416.920(a)(4)(ii). An impairment or combination of
impairments is “severe” within the meaning of the
Social Security Act if it significantly limits an
individual's physical or mental ability to perform basic
work activities. 20 C.F.R. §§ 404.1520(c),
416.920(c). An impairment or combination of impairments is
“not severe” when medical and other evidence
establishes only a slight abnormality or a combination of
slight abnormalities that cause no more than minimal
limitation on an individual's ability to work. SSR 96-3p,
1996 WL 374181 (July 2, 1996); see also 20 C.F.R.
§§ 404.1521, 416.921. If the claimant does not have
a severe medically determinable impairment or combination of
impairments, disability benefits are denied. 20 C.F.R.
§§ 404.1520(c), 416.920(c). Here, the ALJ found
that Petitioner has the following severe impairments:
“lumbar spondylosis, bilateral rotator cuff syndrome,
diabetes mellitus, and obesity.” (AR 19.)
third step requires the ALJ to determine the medical severity
of any impairments; that is, whether the claimant's
impairments meet or equal a listed impairment under 20 C.F.R.
Part 404, Subpart P, Appendix 1. 20 C.F.R. §§
404.1520(a)(4)(iii), 416.920(a)(4)(iii). If the answer is
yes, the claimant is considered disabled under the Social
Security Act and benefits are awarded. 20 C.F.R. §§
404.1520(d), 416.920(d). If the claimant's impairments
neither meet nor equal a listed impairment, his claim cannot
be resolved at step three and the evaluation proceeds to step
four. 20 C.F.R. §§ 404.1520(e), 416.920(e). Here,
the ALJ concluded that Petitioner does not have an impairment
or combination of impairments that meets or medically equals
the severity of one of the listed impairments. (AR 20-21.)
fourth step of the evaluation process requires the ALJ to
determine whether the claimant's residual functional
capacity (“RFC”) is sufficient for the claimant
to perform past relevant work. 20 C.F.R. §§
404.1520(a)(4)(iv), 416.920(a)(4)(iv). An individual's
RFC is his ability to do physical and mental work activities
on a sustained basis despite limitations from his
impairments. 20 C.F.R. §§ 404.1545, 416.945. An
individual's past relevant work is work he performed
within the last 15 years or 15 years prior to the date that
disability must be established, as long as the work was
substantial gainful activity and lasted long enough for the
claimant to learn to do the job. 20 C.F.R. §§
404.1560(b), 404.1565, 416.960(b), 416.965. Here, the ALJ
determined that Petitioner had the RFC:
to perform medium work as defined in 20 CFR 404.1567(c)
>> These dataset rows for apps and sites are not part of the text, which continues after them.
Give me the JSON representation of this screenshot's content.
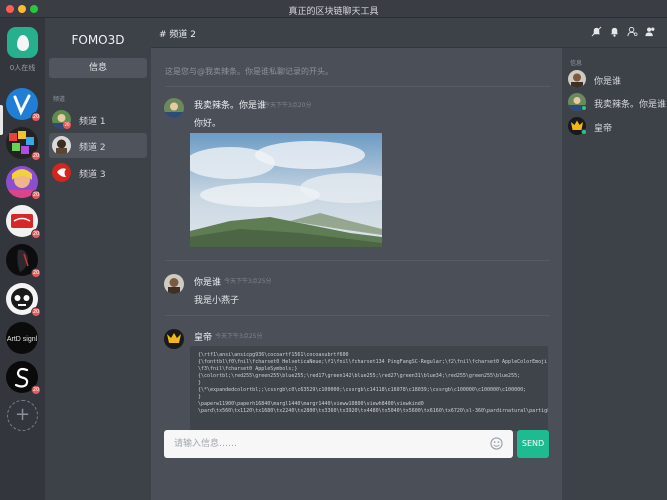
{
  "window": {
    "title": "真正的区块链聊天工具"
  },
  "rail": {
    "online_count": "0人在线",
    "servers": [
      {
        "name": "server-v",
        "badge": "20"
      },
      {
        "name": "server-colorful",
        "badge": "20"
      },
      {
        "name": "server-portrait",
        "badge": "20"
      },
      {
        "name": "server-cola",
        "badge": "20"
      },
      {
        "name": "server-dark-portrait",
        "badge": "20"
      },
      {
        "name": "server-robot",
        "badge": "20"
      },
      {
        "name": "server-arc-signl",
        "badge": ""
      },
      {
        "name": "server-s",
        "badge": "20"
      }
    ],
    "add_label": "+"
  },
  "channels": {
    "server_name": "FOMO3D",
    "info_label": "信息",
    "section_label": "频道",
    "items": [
      {
        "label": "频道 1",
        "badge": "20"
      },
      {
        "label": "频道 2",
        "badge": ""
      },
      {
        "label": "频道 3",
        "badge": ""
      }
    ]
  },
  "header": {
    "channel_title": "# 频道 2"
  },
  "chat": {
    "welcome": "这是您与@我卖辣条。你是谁私聊记录的开头。",
    "messages": [
      {
        "author": "我卖辣条。你是谁",
        "time": "今天下午3点20分",
        "text": "你好。",
        "has_image": true
      },
      {
        "author": "你是谁",
        "time": "今天下午3点25分",
        "text": "我是小燕子"
      },
      {
        "author": "皇帝",
        "time": "今天下午3点25分",
        "code": "{\\rtf1\\ansi\\ansicpg936\\cocoartf1561\\cocoasubrtf600\n{\\fonttbl\\f0\\fnil\\fcharset0 HelveticaNeue;\\f1\\fnil\\fcharset134 PingFangSC-Regular;\\f2\\fnil\\fcharset0 AppleColorEmoji;\n\\f3\\fnil\\fcharset0 AppleSymbols;}\n{\\colortbl;\\red255\\green255\\blue255;\\red17\\green142\\blue255;\\red27\\green31\\blue34;\\red255\\green255\\blue255;\n}\n{\\*\\expandedcolortbl;;\\cssrgb\\c0\\c63529\\c100000;\\cssrgb\\c14118\\c16078\\c18039;\\cssrgb\\c100000\\c100000\\c100000;\n}\n\\paperw11900\\paperh16840\\margl1440\\margr1440\\vieww10800\\viewh8400\\viewkind0\n\\pard\\tx560\\tx1120\\tx1680\\tx2240\\tx2800\\tx3360\\tx3920\\tx4480\\tx5040\\tx5600\\tx6160\\tx6720\\sl-360\\pardirnatural\\partightenfactor0"
      }
    ]
  },
  "composer": {
    "placeholder": "请输入信息……",
    "send_label": "SEND"
  },
  "members": {
    "section_label": "信息",
    "items": [
      {
        "name": "你是谁"
      },
      {
        "name": "我卖辣条。你是谁"
      },
      {
        "name": "皇帝"
      }
    ]
  },
  "colors": {
    "accent": "#1dbb8f",
    "badge": "#e35c5c",
    "sidebar": "#33363c",
    "panel": "#3d4148",
    "chat_bg": "#4a4f58"
  }
}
except as follows: The claimant had the ability to lift
and/or carry 50 pounds occasionally and 25 pounds frequently,
stand and/or walk with normal breaks for 6 hours in an 8-hour
workday, sit with normal breaks for 6 hours in an 8-hour
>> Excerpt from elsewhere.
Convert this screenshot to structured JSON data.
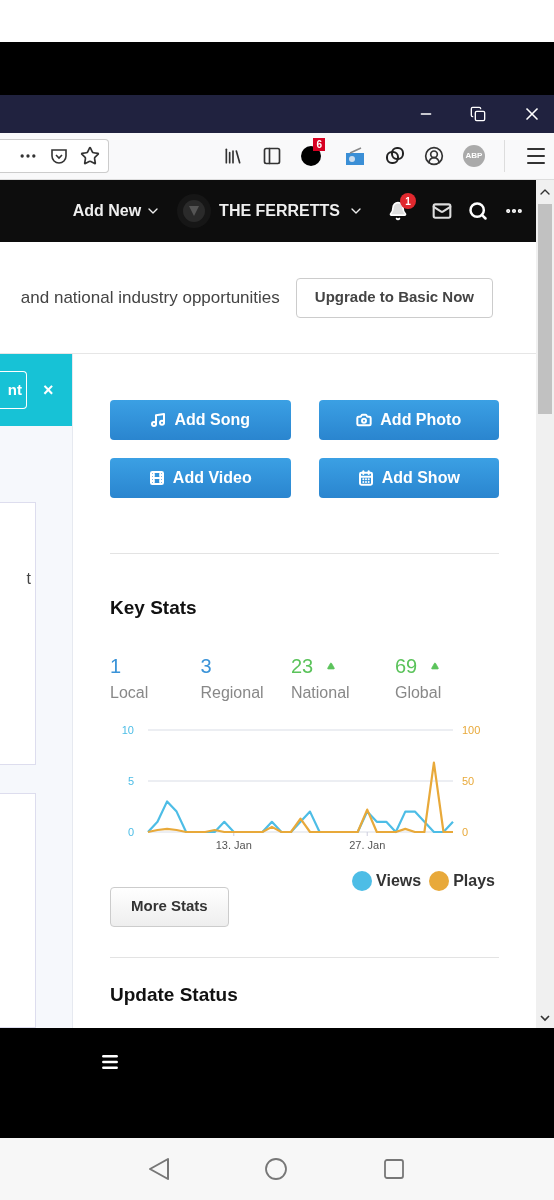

workday; climb, stoop and crouch only occasionally; and
should avoid concentrated exposure to unprotected heights.
(AR 21-25.) The ALJ further found that Petitioner is able to
perform his past relevant work as an HVAC ...